When you, your family or employee needs immediate medical attention, you want quality care that’s close to home. That’s why Unity Immediate Care Center is open daily, to get you the care you deserve. Our experienced physicians see patients on a walk-in basis when your primary care physician may not be available. The Unity Immediate Care Center provides prompt medical attention for many of your health care needs while bridging the gap between your primary care physician and the emergency room. Some of the many advantages of using the Unity Immediate Care Center include: • Extended hours. • No appointments are necessary. • Walk-ins are always welcome. • Less costly than most emergency room visits. • Convenient and easy access. • Patient-friendly environment. • Less intrusive than a hospital emergency room environment.
No Appointment Needed.
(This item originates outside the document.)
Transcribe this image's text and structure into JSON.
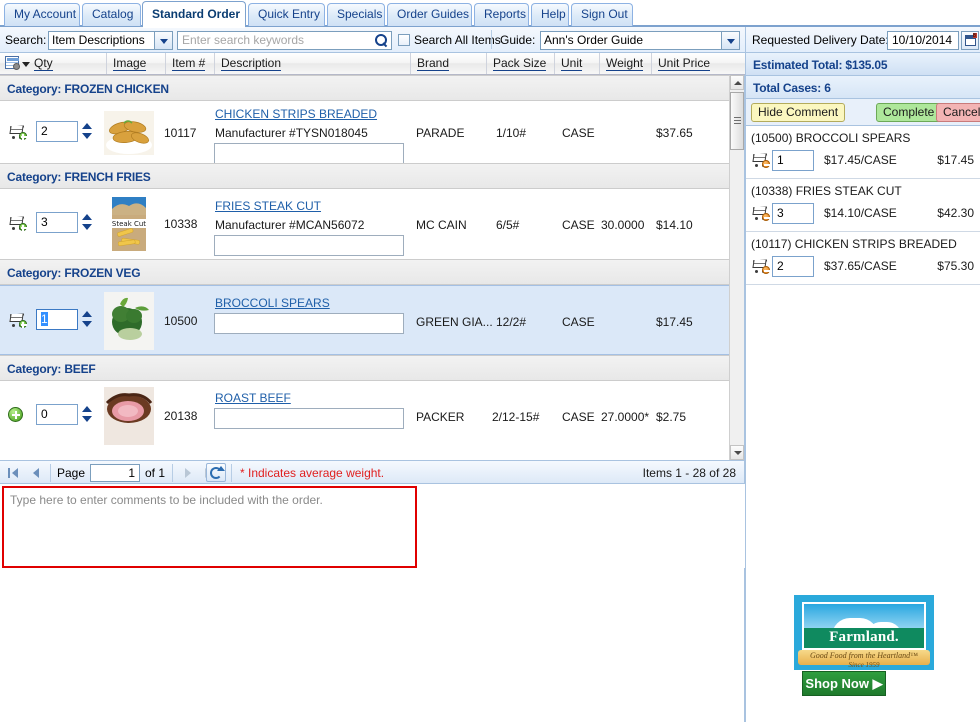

Open 8AM to 8PM 7 days a week, except Holidays.
765.446.1DOC (1362) 1321 Unity Place | Lafayette